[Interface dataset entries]
────────────────
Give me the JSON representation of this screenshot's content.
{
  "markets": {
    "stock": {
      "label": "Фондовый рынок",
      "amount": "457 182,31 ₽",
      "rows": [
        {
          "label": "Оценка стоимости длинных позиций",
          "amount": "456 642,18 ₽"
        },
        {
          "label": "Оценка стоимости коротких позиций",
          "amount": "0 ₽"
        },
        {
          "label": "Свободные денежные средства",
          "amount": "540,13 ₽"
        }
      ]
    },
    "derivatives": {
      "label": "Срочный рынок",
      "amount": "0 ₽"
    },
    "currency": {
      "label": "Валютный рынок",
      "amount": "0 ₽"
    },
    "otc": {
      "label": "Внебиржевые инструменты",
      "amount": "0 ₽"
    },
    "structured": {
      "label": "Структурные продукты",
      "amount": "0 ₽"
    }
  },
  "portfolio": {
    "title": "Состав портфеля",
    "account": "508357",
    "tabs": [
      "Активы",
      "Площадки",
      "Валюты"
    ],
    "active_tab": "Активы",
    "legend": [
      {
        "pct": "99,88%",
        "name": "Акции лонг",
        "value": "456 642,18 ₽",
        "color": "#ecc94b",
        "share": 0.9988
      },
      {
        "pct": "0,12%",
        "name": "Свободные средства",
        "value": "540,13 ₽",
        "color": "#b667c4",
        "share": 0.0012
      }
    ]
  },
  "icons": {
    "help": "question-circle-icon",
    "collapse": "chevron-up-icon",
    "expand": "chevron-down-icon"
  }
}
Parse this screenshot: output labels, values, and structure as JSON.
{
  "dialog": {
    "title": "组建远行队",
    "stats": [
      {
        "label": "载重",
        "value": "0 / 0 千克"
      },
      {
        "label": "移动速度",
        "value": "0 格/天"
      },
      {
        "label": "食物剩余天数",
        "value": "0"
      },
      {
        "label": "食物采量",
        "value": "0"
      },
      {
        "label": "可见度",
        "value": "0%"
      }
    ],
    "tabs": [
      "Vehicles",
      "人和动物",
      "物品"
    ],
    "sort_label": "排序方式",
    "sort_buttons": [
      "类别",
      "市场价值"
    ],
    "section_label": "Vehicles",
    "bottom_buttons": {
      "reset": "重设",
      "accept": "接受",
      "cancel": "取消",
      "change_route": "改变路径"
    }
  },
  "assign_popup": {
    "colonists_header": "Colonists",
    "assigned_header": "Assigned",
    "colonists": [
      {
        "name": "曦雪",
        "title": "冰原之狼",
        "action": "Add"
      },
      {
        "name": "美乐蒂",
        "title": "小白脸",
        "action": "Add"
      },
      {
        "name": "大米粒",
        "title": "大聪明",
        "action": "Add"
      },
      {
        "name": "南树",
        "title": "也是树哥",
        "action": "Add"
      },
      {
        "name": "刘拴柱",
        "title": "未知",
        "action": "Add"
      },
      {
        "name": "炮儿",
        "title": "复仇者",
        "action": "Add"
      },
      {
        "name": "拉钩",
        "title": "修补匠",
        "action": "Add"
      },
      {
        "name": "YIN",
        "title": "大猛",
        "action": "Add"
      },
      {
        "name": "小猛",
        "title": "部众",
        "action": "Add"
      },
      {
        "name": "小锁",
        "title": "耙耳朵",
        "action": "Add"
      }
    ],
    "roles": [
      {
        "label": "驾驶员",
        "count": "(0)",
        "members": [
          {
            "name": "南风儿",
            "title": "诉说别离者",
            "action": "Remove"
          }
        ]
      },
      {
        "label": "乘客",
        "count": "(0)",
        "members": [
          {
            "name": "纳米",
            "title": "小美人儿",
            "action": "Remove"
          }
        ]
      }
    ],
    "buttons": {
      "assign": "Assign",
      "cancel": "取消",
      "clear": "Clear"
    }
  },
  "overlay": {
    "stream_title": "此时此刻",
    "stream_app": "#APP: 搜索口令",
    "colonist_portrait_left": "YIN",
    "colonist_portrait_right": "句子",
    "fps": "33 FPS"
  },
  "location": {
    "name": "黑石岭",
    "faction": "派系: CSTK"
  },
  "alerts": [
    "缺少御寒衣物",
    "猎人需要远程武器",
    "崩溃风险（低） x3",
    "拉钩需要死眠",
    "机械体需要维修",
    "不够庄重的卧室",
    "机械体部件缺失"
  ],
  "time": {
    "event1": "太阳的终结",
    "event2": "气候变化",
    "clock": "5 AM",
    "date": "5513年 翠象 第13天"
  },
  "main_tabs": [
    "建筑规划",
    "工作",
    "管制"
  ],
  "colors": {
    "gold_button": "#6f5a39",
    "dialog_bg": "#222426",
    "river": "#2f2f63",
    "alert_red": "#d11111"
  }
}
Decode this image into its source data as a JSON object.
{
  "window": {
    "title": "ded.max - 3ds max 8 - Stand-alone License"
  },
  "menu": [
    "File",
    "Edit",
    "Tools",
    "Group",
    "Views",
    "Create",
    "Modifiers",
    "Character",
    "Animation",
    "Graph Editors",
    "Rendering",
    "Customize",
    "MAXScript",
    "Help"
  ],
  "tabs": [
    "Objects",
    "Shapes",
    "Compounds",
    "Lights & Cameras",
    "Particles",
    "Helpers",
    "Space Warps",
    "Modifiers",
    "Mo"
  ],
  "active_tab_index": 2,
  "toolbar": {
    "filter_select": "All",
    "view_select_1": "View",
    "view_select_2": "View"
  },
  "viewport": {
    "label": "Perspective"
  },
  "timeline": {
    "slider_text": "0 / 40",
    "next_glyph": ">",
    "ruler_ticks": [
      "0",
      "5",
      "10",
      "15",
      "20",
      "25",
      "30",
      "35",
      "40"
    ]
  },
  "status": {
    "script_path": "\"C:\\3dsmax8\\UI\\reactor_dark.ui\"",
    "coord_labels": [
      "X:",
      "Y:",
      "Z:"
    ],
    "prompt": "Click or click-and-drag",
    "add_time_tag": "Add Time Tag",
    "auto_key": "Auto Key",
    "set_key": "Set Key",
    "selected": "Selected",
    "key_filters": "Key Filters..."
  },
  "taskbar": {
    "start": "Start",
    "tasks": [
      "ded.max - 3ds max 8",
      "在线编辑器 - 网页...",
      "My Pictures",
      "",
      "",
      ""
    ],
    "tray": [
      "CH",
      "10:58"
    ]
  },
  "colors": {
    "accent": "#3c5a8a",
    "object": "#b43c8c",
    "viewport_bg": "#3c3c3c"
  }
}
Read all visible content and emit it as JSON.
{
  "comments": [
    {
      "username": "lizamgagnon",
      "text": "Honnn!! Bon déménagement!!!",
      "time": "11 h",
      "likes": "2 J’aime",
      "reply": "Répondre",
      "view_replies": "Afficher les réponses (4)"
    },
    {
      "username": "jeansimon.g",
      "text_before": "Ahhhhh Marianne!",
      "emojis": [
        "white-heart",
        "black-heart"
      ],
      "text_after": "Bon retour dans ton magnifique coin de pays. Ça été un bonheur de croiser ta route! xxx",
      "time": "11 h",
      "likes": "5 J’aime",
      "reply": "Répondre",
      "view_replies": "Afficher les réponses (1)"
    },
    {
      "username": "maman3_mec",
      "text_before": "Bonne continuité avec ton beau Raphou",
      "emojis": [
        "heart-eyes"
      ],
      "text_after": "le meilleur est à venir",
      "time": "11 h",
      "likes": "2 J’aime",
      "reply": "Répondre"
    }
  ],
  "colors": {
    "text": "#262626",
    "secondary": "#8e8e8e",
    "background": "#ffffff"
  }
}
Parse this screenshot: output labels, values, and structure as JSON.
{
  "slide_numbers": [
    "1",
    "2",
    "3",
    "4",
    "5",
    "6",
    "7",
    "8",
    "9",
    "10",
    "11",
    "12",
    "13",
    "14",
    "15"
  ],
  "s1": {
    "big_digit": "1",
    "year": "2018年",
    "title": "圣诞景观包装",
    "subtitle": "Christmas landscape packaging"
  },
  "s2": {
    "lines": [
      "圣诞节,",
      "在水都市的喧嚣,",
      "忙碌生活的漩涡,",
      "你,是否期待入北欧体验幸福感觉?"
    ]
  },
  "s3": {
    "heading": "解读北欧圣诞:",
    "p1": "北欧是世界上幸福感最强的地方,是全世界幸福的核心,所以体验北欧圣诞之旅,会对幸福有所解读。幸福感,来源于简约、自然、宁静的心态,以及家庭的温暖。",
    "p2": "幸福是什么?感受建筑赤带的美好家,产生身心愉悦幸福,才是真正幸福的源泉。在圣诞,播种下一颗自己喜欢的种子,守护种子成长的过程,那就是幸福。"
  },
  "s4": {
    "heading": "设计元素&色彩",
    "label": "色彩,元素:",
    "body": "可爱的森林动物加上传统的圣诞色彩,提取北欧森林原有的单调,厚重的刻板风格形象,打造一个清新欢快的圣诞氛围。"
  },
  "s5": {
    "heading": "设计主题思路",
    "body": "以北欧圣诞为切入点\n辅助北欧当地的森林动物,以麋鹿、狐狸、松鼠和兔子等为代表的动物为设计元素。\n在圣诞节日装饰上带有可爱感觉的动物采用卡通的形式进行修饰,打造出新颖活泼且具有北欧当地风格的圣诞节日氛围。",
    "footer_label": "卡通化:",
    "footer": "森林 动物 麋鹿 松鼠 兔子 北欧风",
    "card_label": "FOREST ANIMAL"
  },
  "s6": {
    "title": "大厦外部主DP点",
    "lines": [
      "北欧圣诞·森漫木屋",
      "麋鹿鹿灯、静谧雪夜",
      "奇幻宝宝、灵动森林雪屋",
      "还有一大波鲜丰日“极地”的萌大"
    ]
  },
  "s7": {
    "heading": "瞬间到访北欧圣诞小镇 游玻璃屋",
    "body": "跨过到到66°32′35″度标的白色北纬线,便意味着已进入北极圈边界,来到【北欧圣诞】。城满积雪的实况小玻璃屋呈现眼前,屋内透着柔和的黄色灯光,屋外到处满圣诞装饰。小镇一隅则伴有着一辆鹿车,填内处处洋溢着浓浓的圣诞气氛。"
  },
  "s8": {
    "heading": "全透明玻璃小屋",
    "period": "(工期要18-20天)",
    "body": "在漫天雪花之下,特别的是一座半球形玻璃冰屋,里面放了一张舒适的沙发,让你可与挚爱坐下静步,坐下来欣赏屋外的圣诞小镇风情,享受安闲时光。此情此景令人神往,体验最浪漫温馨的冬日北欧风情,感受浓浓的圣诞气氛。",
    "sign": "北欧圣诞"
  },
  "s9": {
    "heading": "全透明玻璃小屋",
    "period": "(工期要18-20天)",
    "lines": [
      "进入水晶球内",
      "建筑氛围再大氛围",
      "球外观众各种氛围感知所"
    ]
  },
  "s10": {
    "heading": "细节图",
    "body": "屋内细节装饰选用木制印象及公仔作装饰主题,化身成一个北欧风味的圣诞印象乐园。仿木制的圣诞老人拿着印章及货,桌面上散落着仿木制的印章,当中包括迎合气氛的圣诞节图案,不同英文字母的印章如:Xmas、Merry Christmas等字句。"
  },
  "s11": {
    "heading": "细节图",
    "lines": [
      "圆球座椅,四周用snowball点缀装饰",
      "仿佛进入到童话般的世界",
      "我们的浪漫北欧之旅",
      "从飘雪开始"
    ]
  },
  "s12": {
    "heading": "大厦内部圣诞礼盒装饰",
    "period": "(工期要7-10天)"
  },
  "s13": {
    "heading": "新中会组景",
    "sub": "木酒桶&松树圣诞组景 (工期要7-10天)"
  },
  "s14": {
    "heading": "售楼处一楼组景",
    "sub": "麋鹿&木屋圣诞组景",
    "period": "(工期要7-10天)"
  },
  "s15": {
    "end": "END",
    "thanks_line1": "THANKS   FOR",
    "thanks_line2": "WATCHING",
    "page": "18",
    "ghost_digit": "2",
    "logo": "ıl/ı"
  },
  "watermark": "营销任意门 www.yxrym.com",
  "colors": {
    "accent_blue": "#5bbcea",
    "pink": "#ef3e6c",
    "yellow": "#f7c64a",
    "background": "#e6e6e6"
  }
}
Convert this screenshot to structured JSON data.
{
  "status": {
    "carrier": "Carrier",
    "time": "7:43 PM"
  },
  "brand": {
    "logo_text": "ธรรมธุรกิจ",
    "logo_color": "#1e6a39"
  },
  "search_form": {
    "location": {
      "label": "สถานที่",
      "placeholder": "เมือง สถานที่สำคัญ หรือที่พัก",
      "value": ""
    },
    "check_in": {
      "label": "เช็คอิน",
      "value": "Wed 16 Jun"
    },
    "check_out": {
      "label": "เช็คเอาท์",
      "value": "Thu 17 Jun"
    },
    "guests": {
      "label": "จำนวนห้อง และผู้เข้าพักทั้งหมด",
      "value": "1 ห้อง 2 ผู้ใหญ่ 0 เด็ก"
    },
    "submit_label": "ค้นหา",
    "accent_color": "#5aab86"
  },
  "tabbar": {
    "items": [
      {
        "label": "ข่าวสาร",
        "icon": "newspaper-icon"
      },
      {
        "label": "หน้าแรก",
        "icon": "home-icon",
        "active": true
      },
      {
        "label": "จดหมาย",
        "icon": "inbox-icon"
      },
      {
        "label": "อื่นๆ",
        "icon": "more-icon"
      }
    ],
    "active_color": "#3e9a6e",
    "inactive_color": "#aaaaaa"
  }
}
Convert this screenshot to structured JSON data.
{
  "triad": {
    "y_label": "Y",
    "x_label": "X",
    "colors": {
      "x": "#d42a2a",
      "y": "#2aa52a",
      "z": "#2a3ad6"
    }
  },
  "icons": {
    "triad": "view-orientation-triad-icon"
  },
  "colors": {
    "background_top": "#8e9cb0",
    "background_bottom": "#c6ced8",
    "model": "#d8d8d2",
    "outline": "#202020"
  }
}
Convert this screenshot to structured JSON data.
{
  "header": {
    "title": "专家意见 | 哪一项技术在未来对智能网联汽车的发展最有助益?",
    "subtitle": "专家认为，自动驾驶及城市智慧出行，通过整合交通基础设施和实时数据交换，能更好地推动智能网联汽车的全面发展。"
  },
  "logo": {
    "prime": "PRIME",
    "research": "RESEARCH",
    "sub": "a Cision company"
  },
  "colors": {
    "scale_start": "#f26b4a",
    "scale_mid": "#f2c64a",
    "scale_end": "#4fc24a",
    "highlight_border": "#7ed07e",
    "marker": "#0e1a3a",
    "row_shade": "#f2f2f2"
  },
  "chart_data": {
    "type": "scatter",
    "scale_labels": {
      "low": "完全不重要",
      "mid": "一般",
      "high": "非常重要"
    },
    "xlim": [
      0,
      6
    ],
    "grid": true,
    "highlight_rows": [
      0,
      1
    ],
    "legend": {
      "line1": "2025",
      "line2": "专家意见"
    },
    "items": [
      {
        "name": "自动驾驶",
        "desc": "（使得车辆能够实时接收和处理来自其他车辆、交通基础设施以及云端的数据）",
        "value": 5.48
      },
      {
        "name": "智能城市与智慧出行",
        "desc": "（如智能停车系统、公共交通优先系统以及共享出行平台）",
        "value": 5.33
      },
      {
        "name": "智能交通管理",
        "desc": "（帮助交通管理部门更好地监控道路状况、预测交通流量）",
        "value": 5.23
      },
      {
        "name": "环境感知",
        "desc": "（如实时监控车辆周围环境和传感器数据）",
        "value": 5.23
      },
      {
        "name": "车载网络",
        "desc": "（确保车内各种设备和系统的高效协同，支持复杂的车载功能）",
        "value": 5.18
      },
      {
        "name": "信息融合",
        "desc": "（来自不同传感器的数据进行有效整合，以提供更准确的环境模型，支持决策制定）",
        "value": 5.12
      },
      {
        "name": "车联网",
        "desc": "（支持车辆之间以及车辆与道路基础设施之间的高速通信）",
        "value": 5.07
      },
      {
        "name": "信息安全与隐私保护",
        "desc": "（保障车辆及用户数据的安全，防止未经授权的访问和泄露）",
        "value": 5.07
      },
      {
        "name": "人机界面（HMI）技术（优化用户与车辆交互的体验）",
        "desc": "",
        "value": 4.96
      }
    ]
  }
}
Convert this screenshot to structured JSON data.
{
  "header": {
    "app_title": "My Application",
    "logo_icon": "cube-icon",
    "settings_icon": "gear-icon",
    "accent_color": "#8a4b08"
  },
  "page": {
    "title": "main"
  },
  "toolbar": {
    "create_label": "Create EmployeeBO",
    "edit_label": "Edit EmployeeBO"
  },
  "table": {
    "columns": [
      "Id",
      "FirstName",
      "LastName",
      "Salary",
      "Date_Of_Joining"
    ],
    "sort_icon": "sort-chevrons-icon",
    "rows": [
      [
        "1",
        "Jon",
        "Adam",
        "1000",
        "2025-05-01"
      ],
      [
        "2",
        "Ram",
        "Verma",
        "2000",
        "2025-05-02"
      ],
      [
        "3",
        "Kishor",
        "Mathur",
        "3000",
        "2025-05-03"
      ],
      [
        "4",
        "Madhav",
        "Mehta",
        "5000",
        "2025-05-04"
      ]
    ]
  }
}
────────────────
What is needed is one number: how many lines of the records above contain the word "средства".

**Exercise response**
2